Normally computers speed up calculations. But with his new pen-and-paper formula Kevin Heng of the University of Bern gets his results thousands of times faster than using conventional computer codes.

We present a model of early planetary atmospheres which represents the cumulative gaseous chemical species that are accreted onto planets forming by core accretion from an evolving protoplanetary disk.

Young stars are often surrounded by dense, rotating discs of gas and dust, known as protoplanetary discs, from which planets are born.

Since its detection in 2014, the brown dwarf known as WISE 0855 has fascinated astronomers. Only 7.2 light-years from Earth, it is the coldest known object outside of our solar system and is just barely visible at infrared wavelengths with the largest ground-based telescopes.

NASA's Cassini and Huygen's missions have provided a wealth of data about chemical elements found on Saturn's moon Titan, and Cornell scientists have uncovered a chemical trail that suggests prebiotic conditions may exist there.
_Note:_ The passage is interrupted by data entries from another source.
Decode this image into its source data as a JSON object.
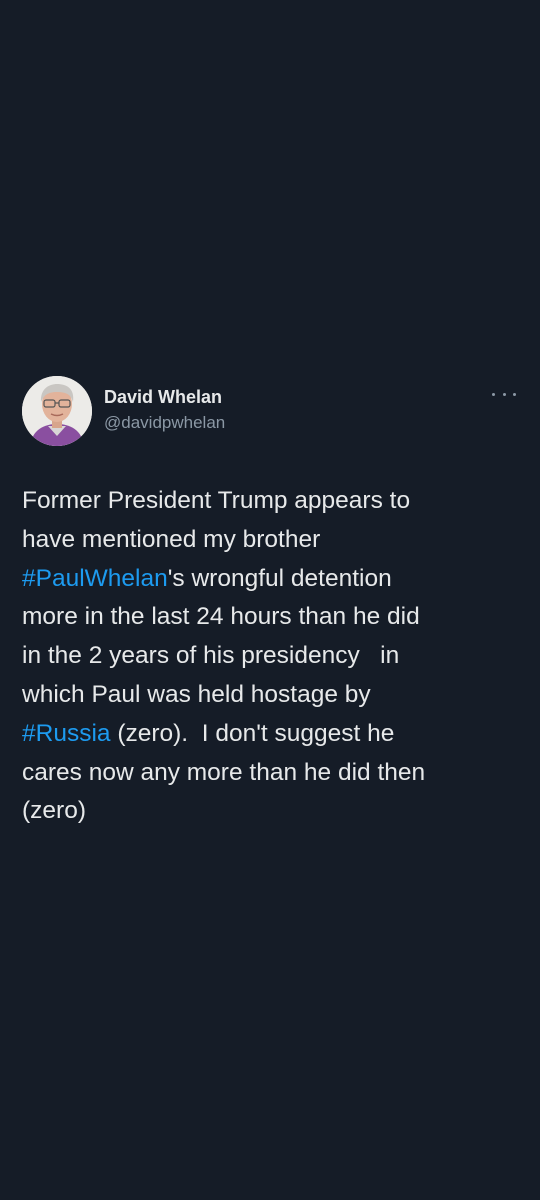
{
  "tweet": {
    "author": {
      "display_name": "David Whelan",
      "handle": "@davidpwhelan"
    },
    "more_icon": "more-horizontal-icon",
    "lines": [
      [
        {
          "t": "Former President Trump appears to"
        }
      ],
      [
        {
          "t": "have mentioned my brother"
        }
      ],
      [
        {
          "t": "#PaulWhelan",
          "tag": true
        },
        {
          "t": "'s wrongful detention"
        }
      ],
      [
        {
          "t": "more in the last 24 hours than he did"
        }
      ],
      [
        {
          "t": "in the 2 years of his presidency   in"
        }
      ],
      [
        {
          "t": "which Paul was held hostage by"
        }
      ],
      [
        {
          "t": "#Russia",
          "tag": true
        },
        {
          "t": " (zero).  I don't suggest he"
        }
      ],
      [
        {
          "t": "cares now any more than he did then"
        }
      ],
      [
        {
          "t": "(zero)"
        }
      ]
    ],
    "colors": {
      "background": "#151c27",
      "text": "#e7e9ea",
      "secondary_text": "#8b98a5",
      "hashtag": "#1d9bf0"
    }
  }
}
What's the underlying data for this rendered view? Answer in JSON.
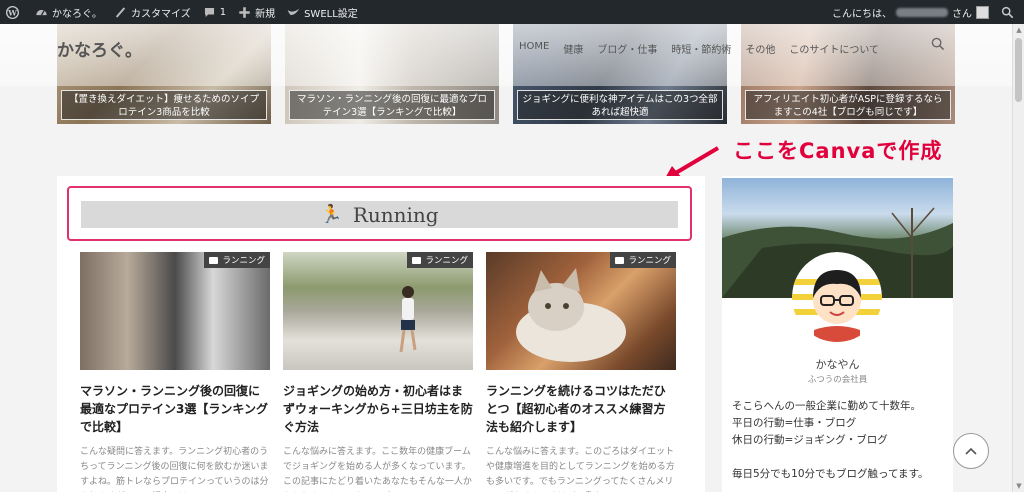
{
  "admin_bar": {
    "site_name": "かなろぐ。",
    "customize": "カスタマイズ",
    "comments_count": "1",
    "new": "新規",
    "swell": "SWELL設定",
    "greeting": "こんにちは、",
    "honorific": "さん"
  },
  "header": {
    "logo": "かなろぐ。",
    "nav": [
      "HOME",
      "健康",
      "ブログ・仕事",
      "時短・節約術",
      "その他",
      "このサイトについて"
    ]
  },
  "pickup": [
    "【置き換えダイエット】痩せるためのソイプロテイン3商品を比較",
    "マラソン・ランニング後の回復に最適なプロテイン3選【ランキングで比較】",
    "ジョギングに便利な神アイテムはこの3つ全部あれば超快適",
    "アフィリエイト初心者がASPに登録するならますこの4社【ブログも同じです】"
  ],
  "annotation": {
    "text": "ここをCanvaで作成",
    "color": "#e1003c"
  },
  "section": {
    "title": "Running"
  },
  "posts": [
    {
      "category": "ランニング",
      "title": "マラソン・ランニング後の回復に最適なプロテイン3選【ランキングで比較】",
      "excerpt": "こんな疑問に答えます。ランニング初心者のうちってランニング後の回復に何を飲むか迷いますよね。筋トレならプロテインっていうのは分かりますが、この記事では"
    },
    {
      "category": "ランニング",
      "title": "ジョギングの始め方・初心者はまずウォーキングから+三日坊主を防ぐ方法",
      "excerpt": "こんな悩みに答えます。ここ数年の健康ブームでジョギングを始める人が多くなっています。この記事にたどり着いたあなたもそんな一人かもしれません。でもジョギ"
    },
    {
      "category": "ランニング",
      "title": "ランニングを続けるコツはただひとつ【超初心者のオススメ練習方法も紹介します】",
      "excerpt": "こんな悩みに答えます。このごろはダイエットや健康増進を目的としてランニングを始める方も多いです。でもランニングってたくさんメリットがあるんですけど、鼻炎"
    }
  ],
  "profile": {
    "name": "かなやん",
    "role": "ふつうの会社員",
    "bio": [
      "そこらへんの一般企業に勤めて十数年。",
      "平日の行動=仕事・ブログ",
      "休日の行動=ジョギング・ブログ"
    ],
    "bio2": "毎日5分でも10分でもブログ触ってます。"
  },
  "icons": {
    "wp": "wordpress-icon",
    "search": "search-icon",
    "to_top": "chevron-up-icon"
  }
}
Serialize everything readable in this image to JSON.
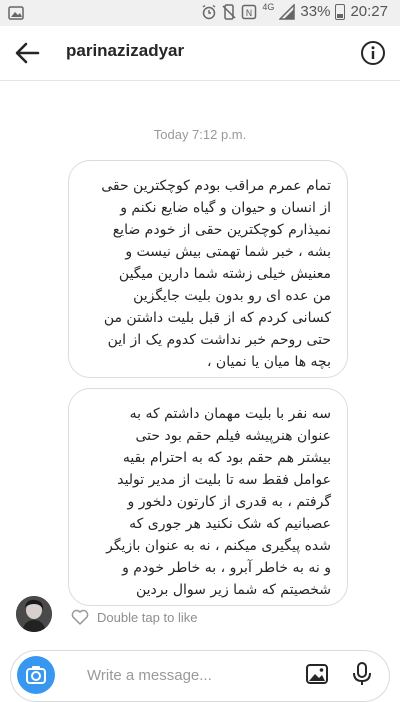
{
  "status_bar": {
    "network": "4G",
    "battery": "33%",
    "time": "20:27",
    "icons": [
      "image-icon",
      "alarm-icon",
      "silent-icon",
      "nfc-icon",
      "signal-icon",
      "battery-icon"
    ]
  },
  "header": {
    "username": "parinazizadyar",
    "icons": [
      "back-arrow-icon",
      "info-icon"
    ]
  },
  "conversation": {
    "timestamp": "Today 7:12 p.m.",
    "messages": [
      {
        "lines": [
          "تمام عمرم مراقب بودم کوچکترین حقی",
          "از انسان و حیوان و گیاه ضایع نکنم و",
          "نمیذارم کوچکترین حقی از خودم ضایع",
          "بشه ، خبر شما تهمتی بیش نیست و",
          "معنیش خیلی زشته شما دارین میگین",
          "من عده ای رو بدون بلیت جایگزین",
          "کسانی کردم که از قبل بلیت داشتن من",
          "حتی روحم خبر نداشت کدوم یک از این",
          "بچه ها میان یا نمیان ،"
        ]
      },
      {
        "lines": [
          "سه نفر با بلیت مهمان داشتم که به",
          "عنوان هنرپیشه فیلم حقم بود حتی",
          "بیشتر هم حقم بود که به احترام بقیه",
          "عوامل فقط سه تا بلیت از مدیر تولید",
          "گرفتم ، به قدری از کارتون دلخور و",
          "عصبانیم که شک نکنید هر جوری که",
          "شده پیگیری میکنم ، نه به عنوان بازیگر",
          "و نه به خاطر آبرو ، به خاطر خودم و",
          "شخصیتم که شما زیر سوال بردین"
        ]
      }
    ],
    "like_hint": "Double tap to like"
  },
  "composer": {
    "placeholder": "Write a message...",
    "icons": [
      "camera-icon",
      "gallery-icon",
      "microphone-icon"
    ],
    "accent": "#3897f0"
  }
}
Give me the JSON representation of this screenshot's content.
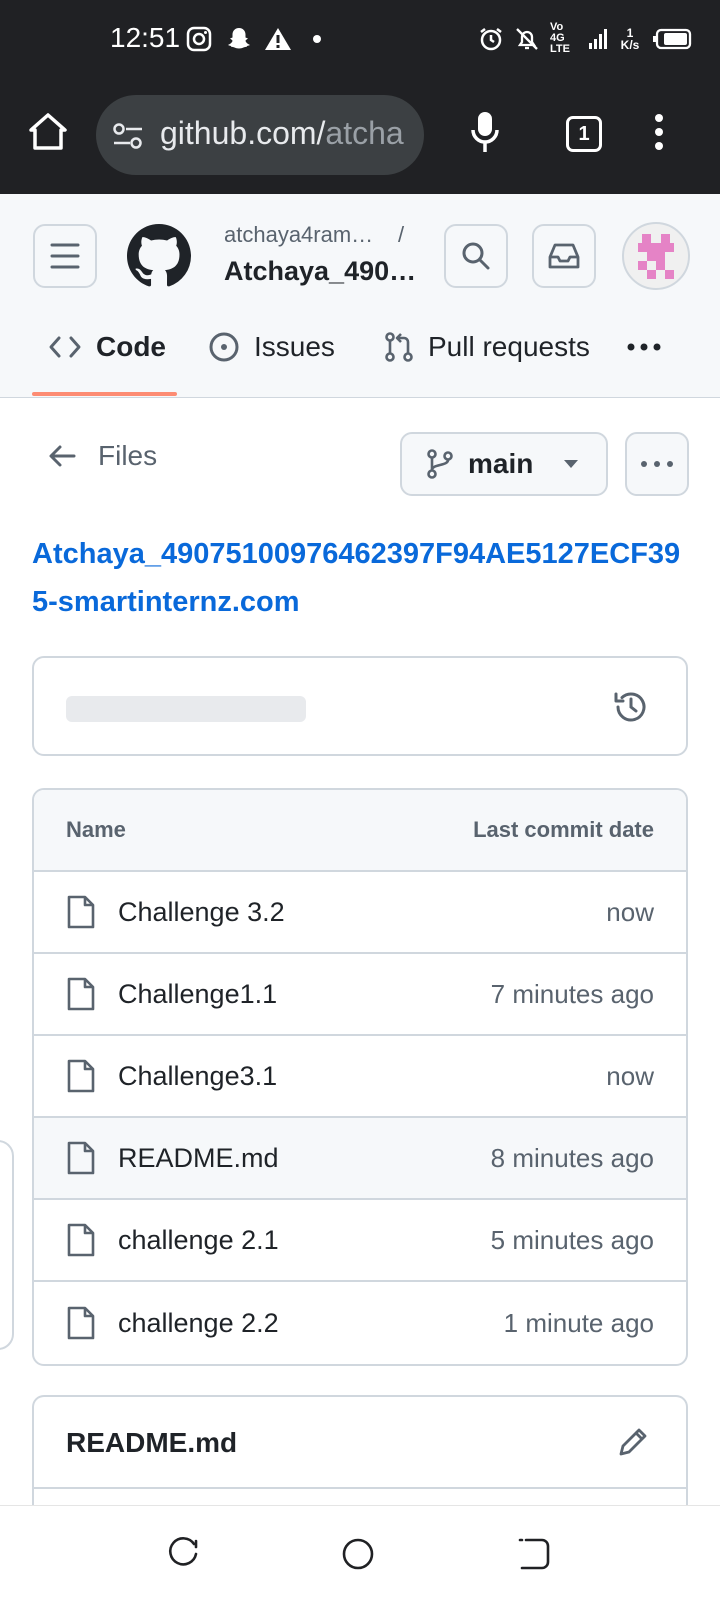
{
  "status_bar": {
    "time": "12:51",
    "network_text": "Vo 4G LTE",
    "speed_value": "1",
    "speed_unit": "K/s"
  },
  "browser": {
    "url_host": "github.com/",
    "url_rest": "atcha",
    "tab_count": "1"
  },
  "repo_header": {
    "owner": "atchaya4ram…",
    "separator": "/",
    "repo_short": "Atchaya_490…"
  },
  "nav_tabs": [
    {
      "label": "Code",
      "active": true
    },
    {
      "label": "Issues",
      "active": false
    },
    {
      "label": "Pull requests",
      "active": false
    }
  ],
  "files_nav": {
    "back_label": "Files",
    "branch": "main"
  },
  "repo_full_name": "Atchaya_49075100976462397F94AE5127ECF395-smartinternz.com",
  "file_table": {
    "col_name": "Name",
    "col_date": "Last commit date",
    "rows": [
      {
        "name": "Challenge 3.2",
        "date": "now"
      },
      {
        "name": "Challenge1.1",
        "date": "7 minutes ago"
      },
      {
        "name": "Challenge3.1",
        "date": "now"
      },
      {
        "name": "README.md",
        "date": "8 minutes ago"
      },
      {
        "name": "challenge 2.1",
        "date": "5 minutes ago"
      },
      {
        "name": "challenge 2.2",
        "date": "1 minute ago"
      }
    ]
  },
  "readme": {
    "title": "README.md"
  },
  "colors": {
    "link": "#0969da",
    "active_underline": "#fd8c73",
    "border": "#d0d7de",
    "muted": "#59636e"
  }
}
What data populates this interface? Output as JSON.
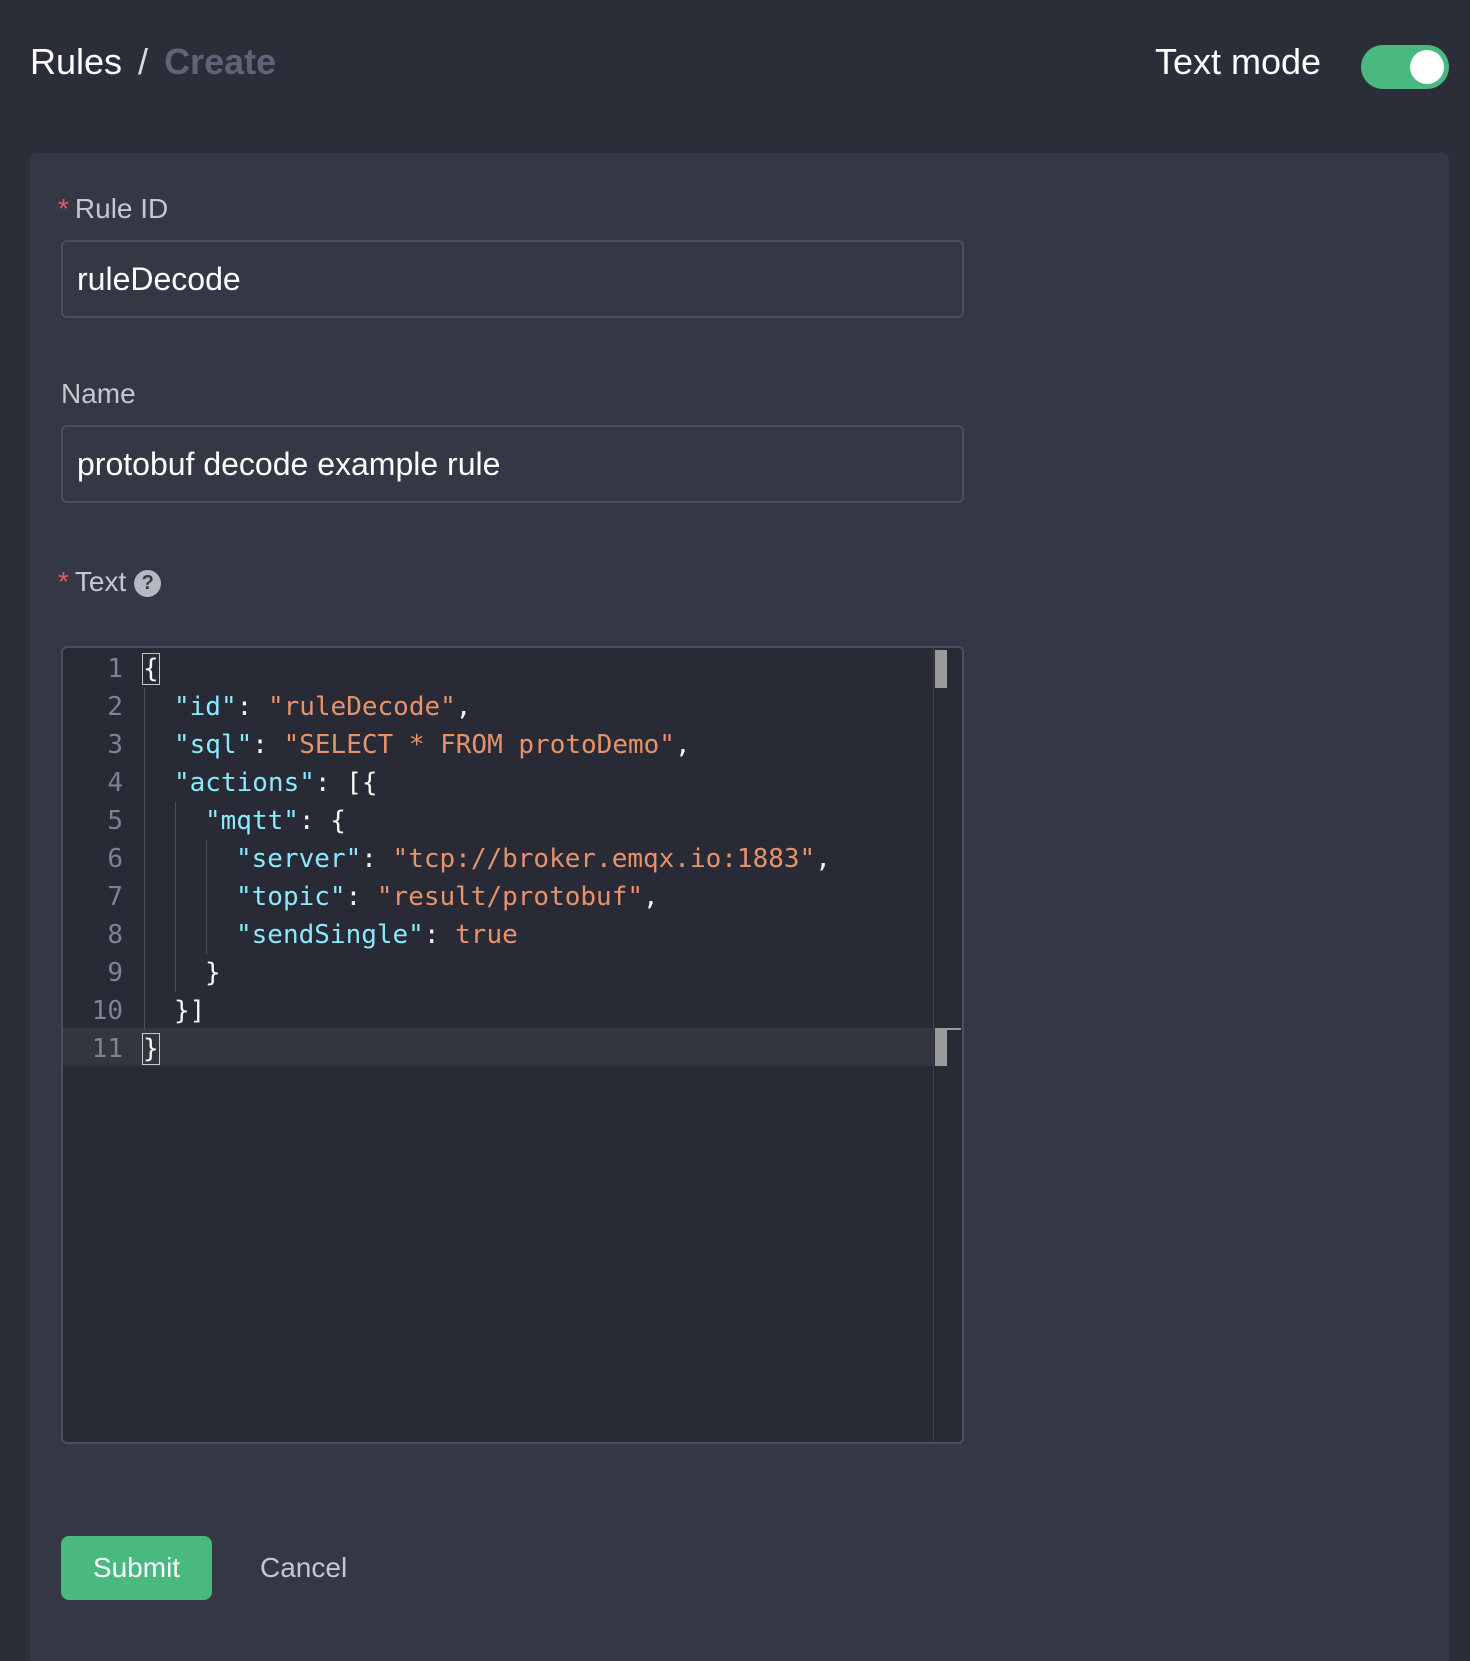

Astronomers have long known that organic molecules form in diffuse gas clouds floating between stars.

Life on Earth relies on chiral molecules, that is, species not superimposable on their mirror images. This manifests itself in the selection of a single molecular handedness, or homochirality, across the biosphere.

The organic molecule methyl alcohol (methanol) has been found by the Atacama Large Millimeter/submillimeter Array (ALMA) in the TW Hydrae protoplanetary disc.

Chiral molecules -- compounds that come in otherwise identical mirror image variations, like a pair of human hands -- are crucial to life as we know it.

Ingredients regarded as crucial for the origin of life on Earth have been discovered at the comet that ESA's Rosetta spacecraft has been probing for almost two years.